Yesterday the New York Times ran an article by Trevor Tondro about the fabulous home of Jonathan and Wendy Segal in San Diego. The impeccable taste of its owners was demonstrated by the placement of two of my smaller pieces: “Psychos-O-matic” and “A Head for Numbers” (Works by Dan Jones were also shown but not credited). Its always a joy for me to see where these pieces wind up, especially when its in homes as lovely as this.
Well, the Cuttlefish “tank” is really starting to shape up. A breakthrough moment came when I decided to throw my whole collection of stove top coffee maker lids at the ground plain. I’m not entirely sure what kind of plant they are supposed to represent, but their sheer numbers work to suggest some kind of life. I’m still on the fence about the single color changing spot light. The idea was to direct it at the large Cuttlefish’s back to suggest their color changing skin. Once I’ve added in the general “water” lights I’ll make a decision.
While researching the extremely weird Cuttlefish for this project I was stuck by the odd shape of their eyes. It’s difficult to capture all of the nuances that make these creatures, but its a start (I know, technically the irises are inverted in mine, don’t be so literal!).
The Octopus I posted a while back finally has a home! I settled on a deep blue fade background with beveled side mirrors to create a sort of infinity effect. The real trick was getting all of the seaweed (refrigerator coolant lines) to twist in sync with each other. This was important because I wanted to create the effect of a current running through the “tank”. They are powered by the motor from the seat adjust mechanism from a BMW sedan.

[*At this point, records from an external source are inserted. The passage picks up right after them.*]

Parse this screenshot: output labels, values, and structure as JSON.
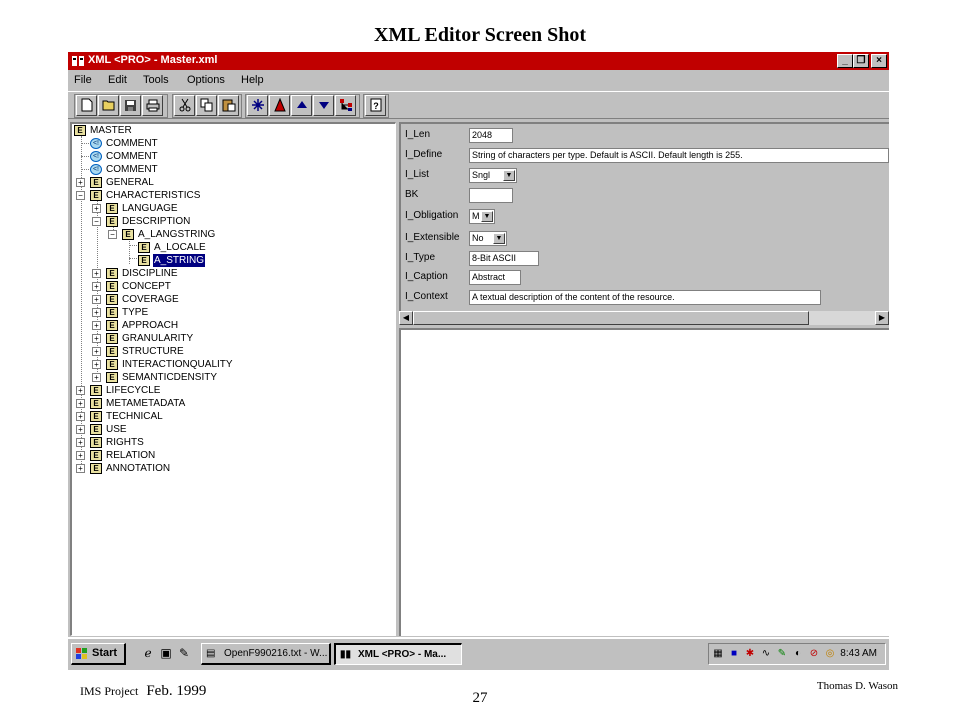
{
  "slide": {
    "title": "XML Editor Screen Shot",
    "footer_left": "IMS Project",
    "footer_date": "Feb. 1999",
    "page_number": "27",
    "footer_right": "Thomas D. Wason"
  },
  "window": {
    "title": "XML <PRO> - Master.xml",
    "controls": {
      "minimize": "_",
      "maximize": "❐",
      "close": "×"
    }
  },
  "menu": [
    "File",
    "Edit",
    "Tools",
    "Options",
    "Help"
  ],
  "toolbar": {
    "buttons": [
      "new-file-icon",
      "open-folder-icon",
      "save-icon",
      "print-icon",
      "cut-icon",
      "copy-icon",
      "paste-icon",
      "add-element-icon",
      "add-attribute-icon",
      "move-up-icon",
      "move-down-icon",
      "tree-icon",
      "help-icon"
    ]
  },
  "tree": {
    "root": "MASTER",
    "comments": [
      "COMMENT",
      "COMMENT",
      "COMMENT"
    ],
    "general": "GENERAL",
    "characteristics": "CHARACTERISTICS",
    "language": "LANGUAGE",
    "description": "DESCRIPTION",
    "a_langstring": "A_LANGSTRING",
    "a_locale": "A_LOCALE",
    "a_string": "A_STRING",
    "char_children": [
      "DISCIPLINE",
      "CONCEPT",
      "COVERAGE",
      "TYPE",
      "APPROACH",
      "GRANULARITY",
      "STRUCTURE",
      "INTERACTIONQUALITY",
      "SEMANTICDENSITY"
    ],
    "top_children": [
      "LIFECYCLE",
      "METAMETADATA",
      "TECHNICAL",
      "USE",
      "RIGHTS",
      "RELATION",
      "ANNOTATION"
    ]
  },
  "attributes": {
    "len": {
      "label": "I_Len",
      "value": "2048"
    },
    "define": {
      "label": "I_Define",
      "value": "String of characters per type.  Default is ASCII. Default length is 255."
    },
    "list": {
      "label": "I_List",
      "value": "Sngl"
    },
    "bk": {
      "label": "BK",
      "value": ""
    },
    "obligation": {
      "label": "I_Obligation",
      "value": "M"
    },
    "extensible": {
      "label": "I_Extensible",
      "value": "No"
    },
    "type": {
      "label": "I_Type",
      "value": "8-Bit ASCII"
    },
    "caption": {
      "label": "I_Caption",
      "value": "Abstract"
    },
    "context": {
      "label": "I_Context",
      "value": "A textual description of the content of the resource."
    }
  },
  "taskbar": {
    "start_label": "Start",
    "tasks": [
      {
        "label": "OpenF990216.txt - W...",
        "icon": "notepad-icon"
      },
      {
        "label": "XML <PRO> - Ma...",
        "icon": "xmlpro-icon"
      }
    ],
    "clock": "8:43 AM"
  },
  "colors": {
    "titlebar": "#c00000",
    "selection": "#000080",
    "chrome": "#c0c0c0"
  }
}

I found it ran a little fast so the large gear was added to slow the speed and raise the torque of the system.
The long, ugly cuts in the center are to allow for strips of LEDs to illuminate the interior. I’m pretty anxious now to move on to that stage so I can see how it looks all lit up.
A good deal of work still remains. I hope to better develop the floor and raise the Octopus higher to better center it in the frame. More little jelly fish will also be added to the background.
Last weekend marked the first show at my new studio and adjoining gallery. Many thanks to all who were able to attend, and the artists involved. Below is a photo set of the exhibition, reception, and a few images from the studios of Jeremy Mayer and Nemo Gould (myself). http://www.flickr.com/photos/nemomatic/sets/72157628080026234/